■ WORK ORDER:
Nothing but an exact reprint of the records is to be returned.

■ EXERCISE DATA:
• • • • • • •

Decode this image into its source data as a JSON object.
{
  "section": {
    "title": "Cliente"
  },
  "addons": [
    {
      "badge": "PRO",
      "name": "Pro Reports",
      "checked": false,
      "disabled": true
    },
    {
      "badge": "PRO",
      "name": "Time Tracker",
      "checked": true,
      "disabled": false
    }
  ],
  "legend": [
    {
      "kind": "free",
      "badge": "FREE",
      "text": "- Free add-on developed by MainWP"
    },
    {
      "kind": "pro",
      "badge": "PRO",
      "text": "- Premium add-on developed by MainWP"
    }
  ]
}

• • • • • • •

■ SOLUTION TO THE EXERCISE:
Decode this image into its source data as a JSON object.
{
  "section": {
    "title": "Cliente"
  },
  "addons": [
    {
      "badge": "PRO",
      "name": "Pro Reports",
      "checked": false,
      "disabled": true
    },
    {
      "badge": "PRO",
      "name": "Time Tracker",
      "checked": true,
      "disabled": false
    }
  ],
  "legend": [
    {
      "kind": "free",
      "badge": "FREE",
      "text": "- Free add-on developed by MainWP"
    },
    {
      "kind": "pro",
      "badge": "PRO",
      "text": "- Premium add-on developed by MainWP"
    }
  ]
}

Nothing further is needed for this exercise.